As a tutor, I was thrilled to discover that the guessing penalty had been eliminated because it unnecessarily muddied the waters in testing strategies without changing how the raw to scaled scores relationship works.
Thanks again for all of your informative, thoughtful, and thought-provoking blog posts!
Thank you for your thought-provoking comment. My goal in the post was primarily to focus on the rhetorical uses of the phrases in question, but yes, I am actually aware of the research on gender and guessing. I’m by no means an expert on the subject, but despite the study you cite, my impression is that the resulting effect on test scores is not entirely clear-cut and may in fact be negligible.

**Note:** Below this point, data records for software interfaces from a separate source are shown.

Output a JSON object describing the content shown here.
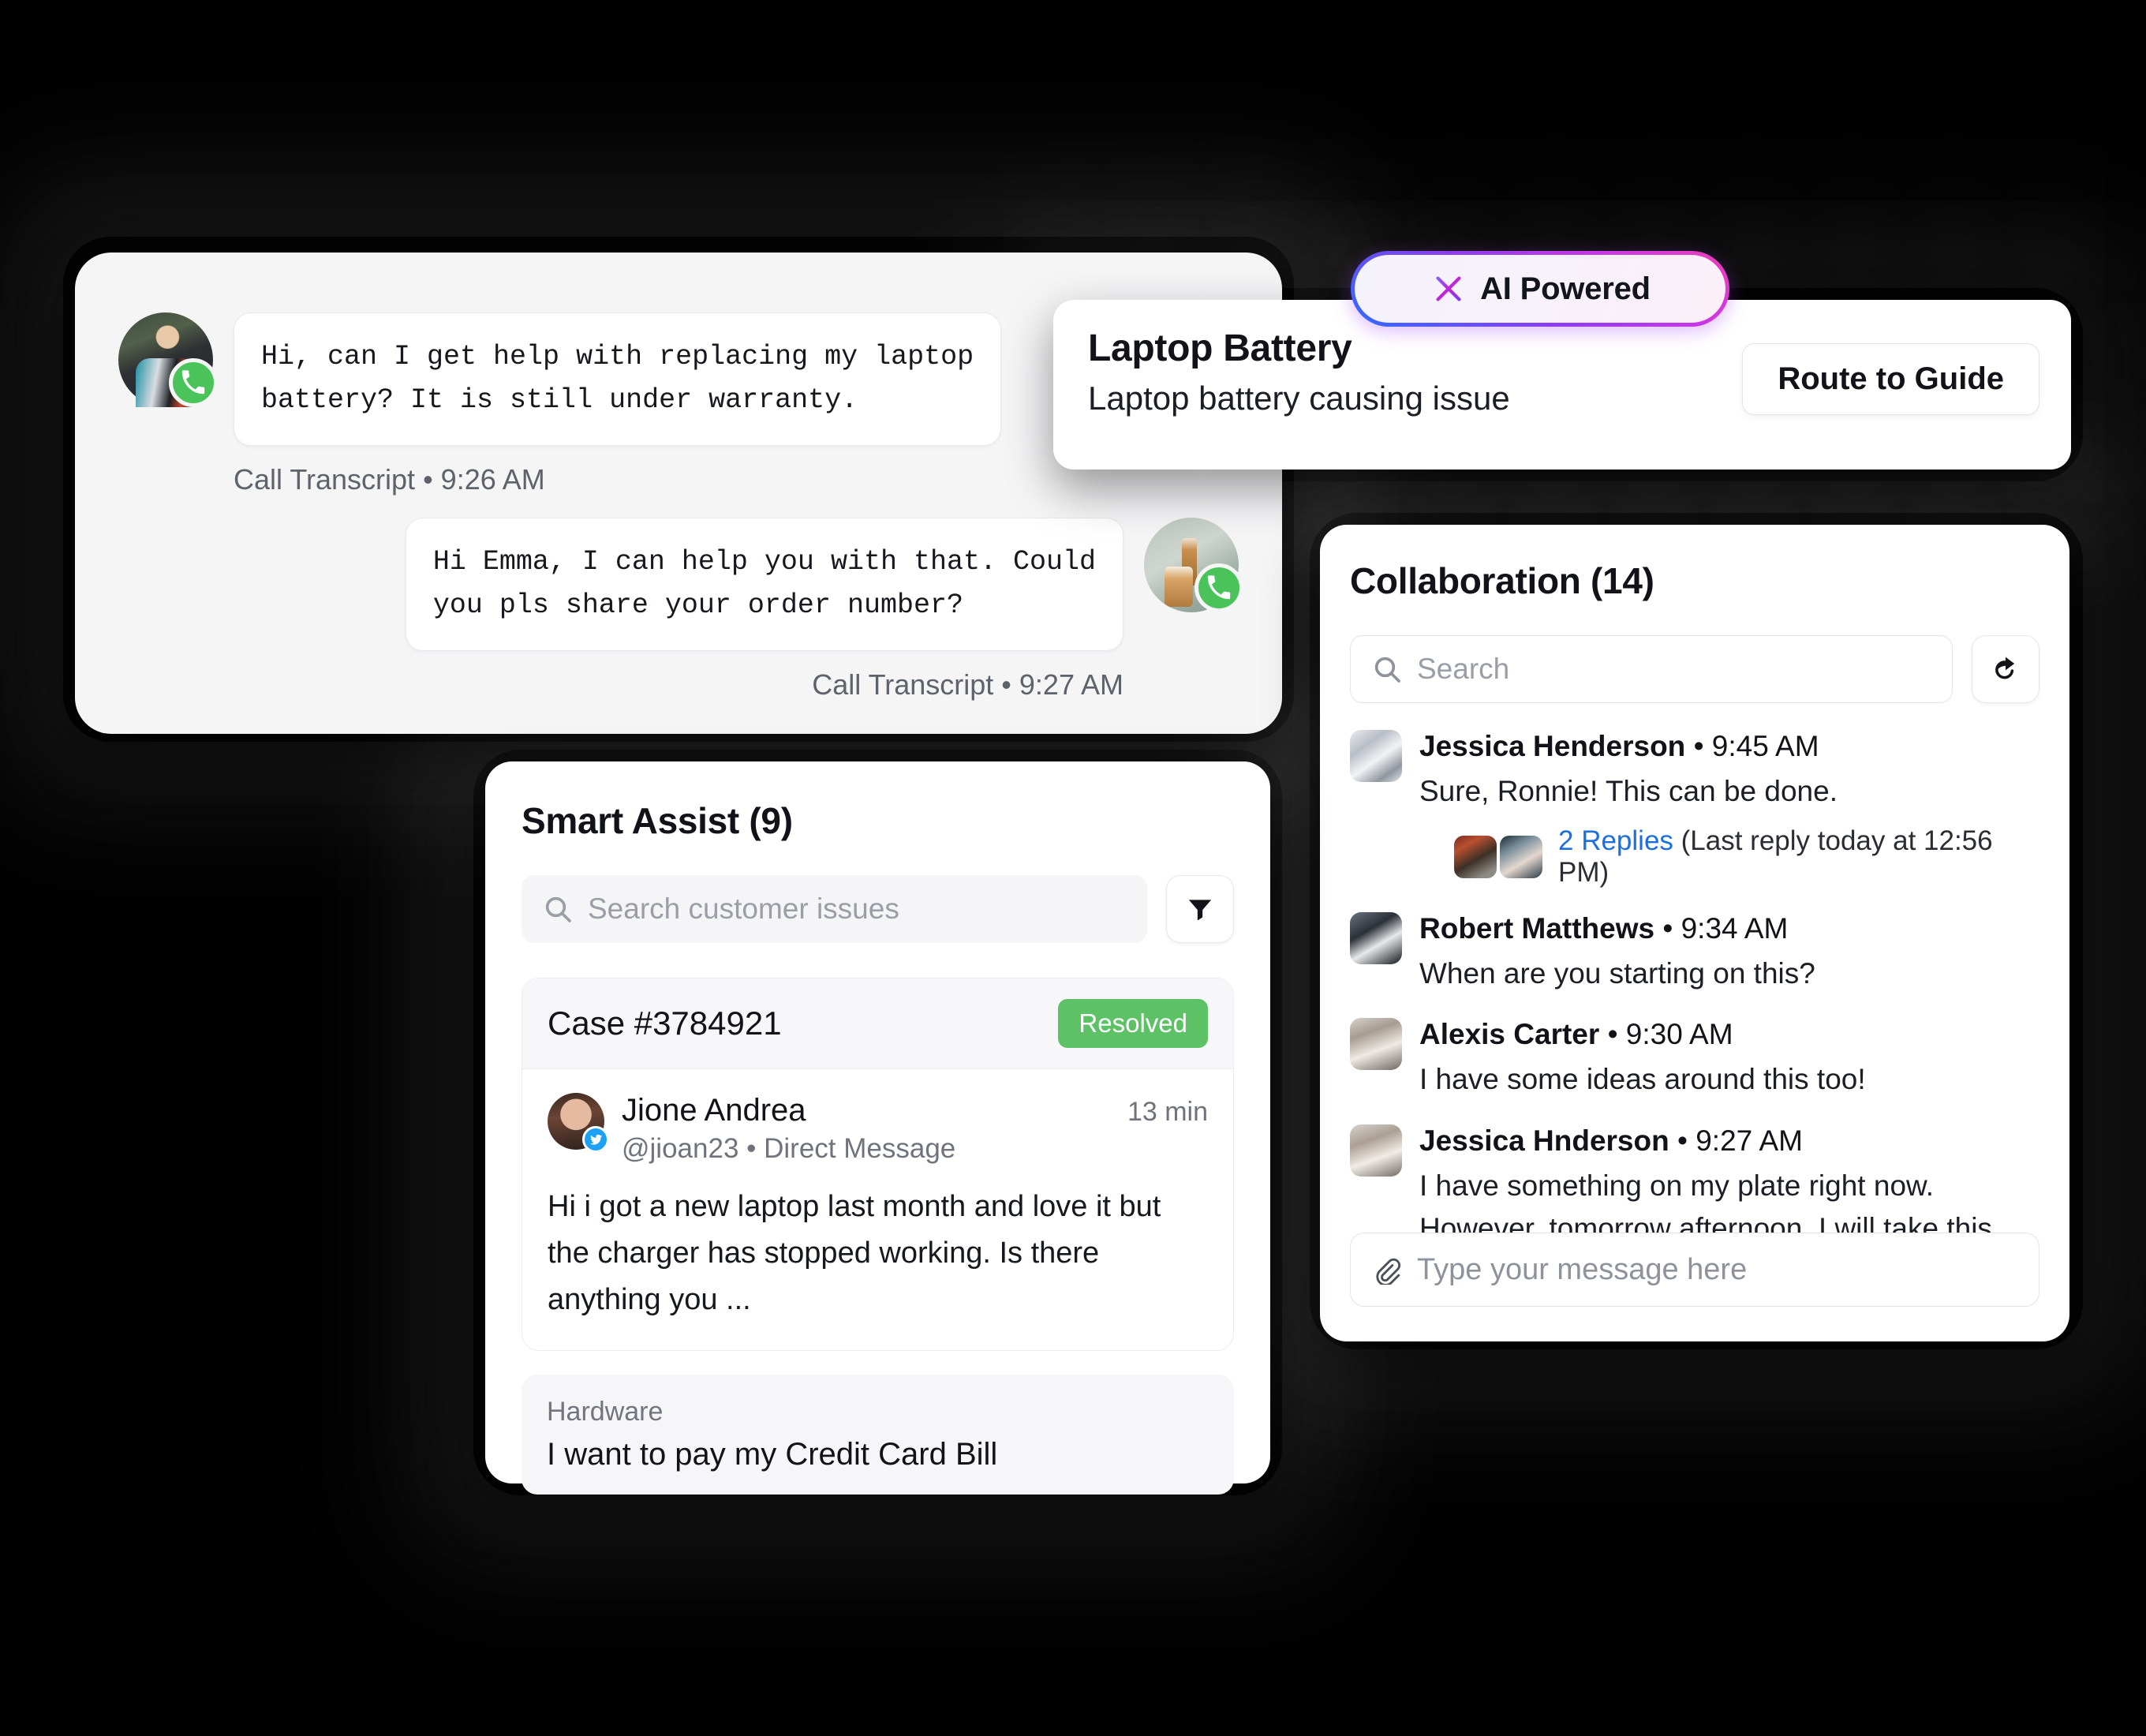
{
  "chat": {
    "messages": [
      {
        "text": "Hi, can I get help with replacing my laptop\nbattery? It is still under warranty.",
        "meta": "Call Transcript • 9:26 AM",
        "side": "left"
      },
      {
        "text": "Hi Emma, I can help you with that. Could\nyou pls share your order number?",
        "meta": "Call Transcript • 9:27 AM",
        "side": "right"
      }
    ]
  },
  "ai_badge": {
    "label": "AI Powered",
    "icon": "sparkle-icon"
  },
  "battery_card": {
    "title": "Laptop Battery",
    "subtitle": "Laptop battery causing issue",
    "route_button": "Route to Guide"
  },
  "smart_assist": {
    "title": "Smart Assist (9)",
    "search_placeholder": "Search customer issues",
    "search_value": "",
    "filter_icon": "filter-icon",
    "case": {
      "id": "Case #3784921",
      "status": "Resolved",
      "status_color": "#5cc265",
      "author": "Jione Andrea",
      "handle": "@jioan23 • Direct Message",
      "time_ago": "13 min",
      "body": "Hi i got a new laptop last month and love it but the charger has stopped working.  Is there anything you ..."
    },
    "hardware": {
      "label": "Hardware",
      "text": "I want to pay my Credit Card Bill"
    }
  },
  "collaboration": {
    "title": "Collaboration (14)",
    "search_placeholder": "Search",
    "search_value": "",
    "share_icon": "share-icon",
    "messages": [
      {
        "name": "Jessica Henderson",
        "time": " • 9:45 AM",
        "text": "Sure, Ronnie! This can be done.",
        "replies_link": "2 Replies",
        "replies_meta": " (Last reply today at 12:56 PM)"
      },
      {
        "name": "Robert Matthews",
        "time": " • 9:34 AM",
        "text": "When are you starting on this?"
      },
      {
        "name": "Alexis Carter",
        "time": " • 9:30 AM",
        "text": "I have some ideas around this too!"
      },
      {
        "name": "Jessica Hnderson",
        "time": " • 9:27 AM",
        "text": "I have something on my plate right now. However, tomorrow afternoon, I will take this up."
      }
    ],
    "input_placeholder": "Type your message here",
    "input_value": "",
    "attach_icon": "paperclip-icon"
  }
}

In addition, there are a variety of interfering factors such as item difficulty and other skills foregrounded by the multiple-choice format that make the precise relationship difficult between format, gender, and score difficult to tease out. (See: https://www.eajournals.org/wp-content/uploads/Gender-Differences-in-Guessing-Tendencies-in-Mathematics1.pdf, https://www.nite.org.il/files/reports/e215.pdf).

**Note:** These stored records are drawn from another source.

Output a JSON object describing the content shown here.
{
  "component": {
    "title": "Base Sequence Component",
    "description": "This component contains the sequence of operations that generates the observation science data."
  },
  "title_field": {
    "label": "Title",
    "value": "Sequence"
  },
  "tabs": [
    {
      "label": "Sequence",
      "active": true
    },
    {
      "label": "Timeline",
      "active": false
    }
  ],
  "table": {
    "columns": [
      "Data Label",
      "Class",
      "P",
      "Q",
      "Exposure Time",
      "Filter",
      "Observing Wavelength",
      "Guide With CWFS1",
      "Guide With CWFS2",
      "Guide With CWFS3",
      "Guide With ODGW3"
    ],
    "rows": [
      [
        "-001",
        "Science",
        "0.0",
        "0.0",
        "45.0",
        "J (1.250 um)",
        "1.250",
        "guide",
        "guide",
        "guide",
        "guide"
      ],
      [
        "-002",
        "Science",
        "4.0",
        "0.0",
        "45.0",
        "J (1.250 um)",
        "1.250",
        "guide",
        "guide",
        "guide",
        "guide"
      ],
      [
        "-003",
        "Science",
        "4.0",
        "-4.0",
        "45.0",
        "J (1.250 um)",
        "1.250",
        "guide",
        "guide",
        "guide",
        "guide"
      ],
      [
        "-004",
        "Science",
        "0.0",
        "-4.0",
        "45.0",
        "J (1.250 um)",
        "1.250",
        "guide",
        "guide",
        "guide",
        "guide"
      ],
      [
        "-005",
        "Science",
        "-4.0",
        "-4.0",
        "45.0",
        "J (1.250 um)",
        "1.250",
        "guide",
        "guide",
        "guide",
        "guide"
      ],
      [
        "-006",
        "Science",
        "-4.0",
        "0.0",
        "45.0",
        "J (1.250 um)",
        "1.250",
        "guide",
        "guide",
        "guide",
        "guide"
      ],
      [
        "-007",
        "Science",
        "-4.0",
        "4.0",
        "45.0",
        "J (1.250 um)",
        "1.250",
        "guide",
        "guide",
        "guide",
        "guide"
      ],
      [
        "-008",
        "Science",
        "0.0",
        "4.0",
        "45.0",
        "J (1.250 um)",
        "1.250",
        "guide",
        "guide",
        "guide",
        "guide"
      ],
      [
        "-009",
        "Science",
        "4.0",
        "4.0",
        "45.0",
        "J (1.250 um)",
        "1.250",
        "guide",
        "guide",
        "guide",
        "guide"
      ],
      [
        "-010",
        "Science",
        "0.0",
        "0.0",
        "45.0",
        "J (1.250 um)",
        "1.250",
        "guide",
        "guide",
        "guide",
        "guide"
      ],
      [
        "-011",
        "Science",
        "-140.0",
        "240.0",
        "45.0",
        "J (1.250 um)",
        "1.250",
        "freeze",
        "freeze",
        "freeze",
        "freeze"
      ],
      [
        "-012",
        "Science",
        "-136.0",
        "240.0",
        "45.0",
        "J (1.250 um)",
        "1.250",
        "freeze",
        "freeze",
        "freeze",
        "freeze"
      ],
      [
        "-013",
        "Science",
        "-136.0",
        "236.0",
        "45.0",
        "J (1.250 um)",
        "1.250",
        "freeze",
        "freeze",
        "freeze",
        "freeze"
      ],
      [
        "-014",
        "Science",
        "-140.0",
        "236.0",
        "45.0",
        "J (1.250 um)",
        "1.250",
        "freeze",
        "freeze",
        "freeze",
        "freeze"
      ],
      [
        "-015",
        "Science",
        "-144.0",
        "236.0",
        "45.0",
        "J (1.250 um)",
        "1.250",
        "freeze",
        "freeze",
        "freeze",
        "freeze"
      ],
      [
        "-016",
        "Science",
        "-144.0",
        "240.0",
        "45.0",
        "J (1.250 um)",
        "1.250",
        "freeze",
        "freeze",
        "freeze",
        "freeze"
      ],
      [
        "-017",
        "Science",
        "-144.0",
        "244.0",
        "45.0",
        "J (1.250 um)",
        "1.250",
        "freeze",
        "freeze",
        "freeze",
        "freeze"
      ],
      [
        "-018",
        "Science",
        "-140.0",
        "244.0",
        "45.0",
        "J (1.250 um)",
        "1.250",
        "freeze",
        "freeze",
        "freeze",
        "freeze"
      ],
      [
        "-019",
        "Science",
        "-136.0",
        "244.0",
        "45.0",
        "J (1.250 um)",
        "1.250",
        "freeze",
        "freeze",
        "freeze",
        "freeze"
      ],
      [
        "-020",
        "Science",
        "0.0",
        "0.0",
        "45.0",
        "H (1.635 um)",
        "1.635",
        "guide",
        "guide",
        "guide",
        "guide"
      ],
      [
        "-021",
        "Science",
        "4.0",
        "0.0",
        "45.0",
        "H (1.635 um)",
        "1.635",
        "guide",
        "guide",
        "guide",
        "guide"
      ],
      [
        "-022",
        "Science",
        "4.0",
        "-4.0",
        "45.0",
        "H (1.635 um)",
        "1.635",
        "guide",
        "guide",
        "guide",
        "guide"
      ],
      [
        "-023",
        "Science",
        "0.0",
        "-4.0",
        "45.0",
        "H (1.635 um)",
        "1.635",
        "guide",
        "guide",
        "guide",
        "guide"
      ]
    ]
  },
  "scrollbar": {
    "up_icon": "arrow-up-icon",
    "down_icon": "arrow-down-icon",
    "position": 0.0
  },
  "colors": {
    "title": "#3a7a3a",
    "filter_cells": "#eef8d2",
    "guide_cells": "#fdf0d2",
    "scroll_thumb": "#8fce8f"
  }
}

In terms of the SAT, it seems reasonable to assume that in general, if boys are more likely to guess, they are more likely to guess on all questions – including ones that they get wrong. The quarter-point deduction should therefore serve as a counterbalance to what would otherwise be a guessing *bonus* rather than a guessing penalty. The fact that girls were leaving questions blank on the old SAT should have actually helped them.

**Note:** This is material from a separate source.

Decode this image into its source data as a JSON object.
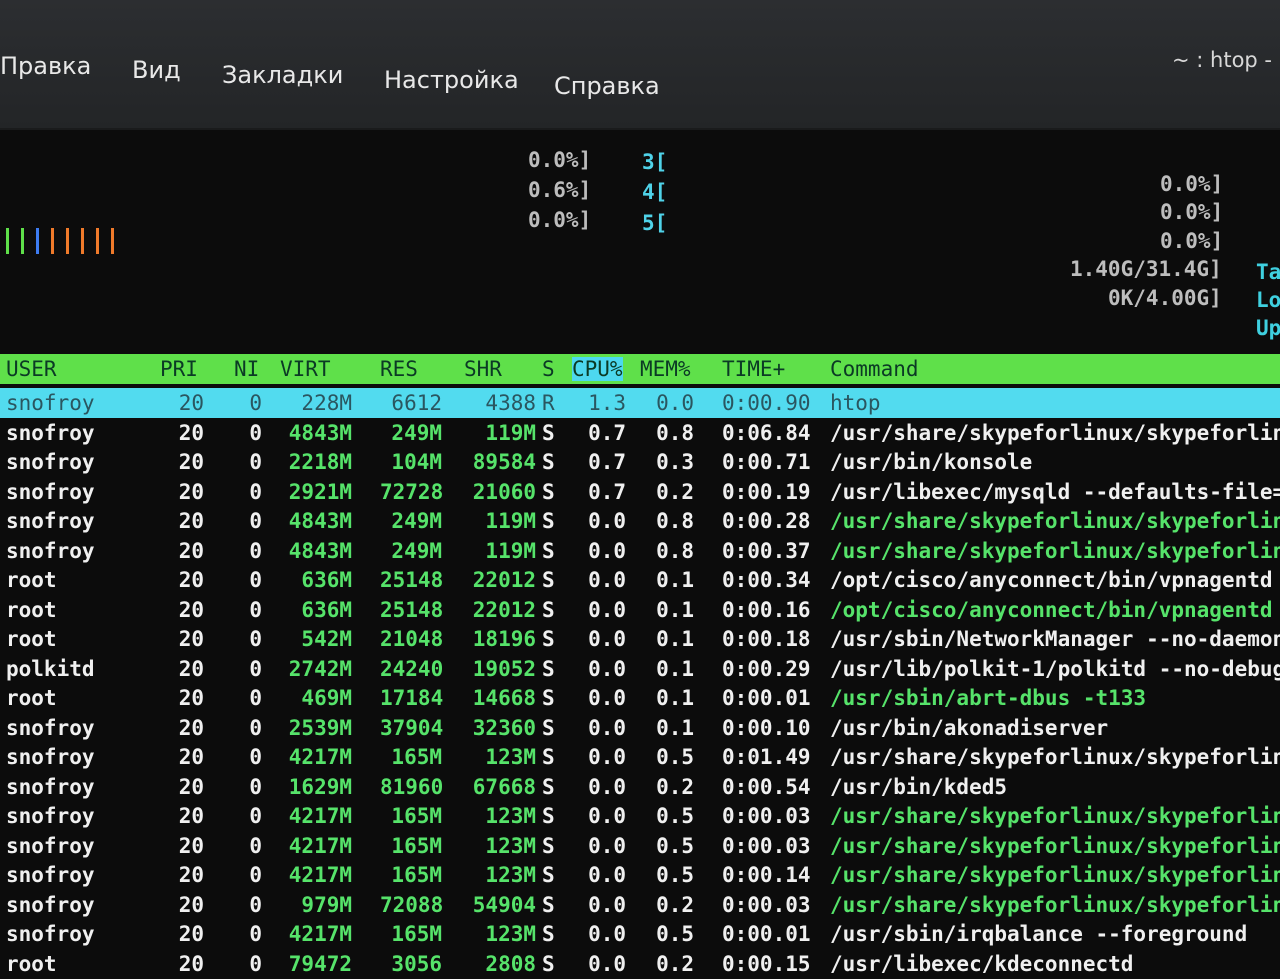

If, however, boys were only guessing on the questions they were pretty certain about but leaving blank the ones they truly did not know how to do, whereas girls were leaving both types blank, then yes, the guessing alone would seem to cause the discrepancy; however, knowing what to answer and what to skip requires some pretty sophisticated self-assessment skills that the vast majority of high school students are unlikely to possess. I could be wrong here, but that just doesn’t jibe with what I’ve observed.
It is of course possible that higher levels of mathematical knowledge help boys recognize which questions they could safely guess on, but again, that’s the sort of meta-cognitive skill you really only tend to see among the highest achievers. I can see it being true for kids in the 650+ range, but not for the testing pool as a whole. And at any rate, that sort of advantage would still be due to higher levels of mathematical understanding, albeit in a less direct way.
Re: the Freakonomics interview, I would be interested to know the sample size, as well as the composition of the subject pool. Coffman indicates that she’s at Harvard Business School, so it’s reasonable to ask who exactly were the participants in the experiment. If they were indeed Harvard students, or even students at Boston-area colleges (or even just plain old Cambridge residents) then they were extraordinarily un-representative of the national testing pool. Presumably, both male and female participants actually had a higher-than-average capability of answering the questions correctly, so it would be hard to extrapolate the results to a pool comprising subjects of both genders with a much lower, and more uneven level, of mathematical achievement.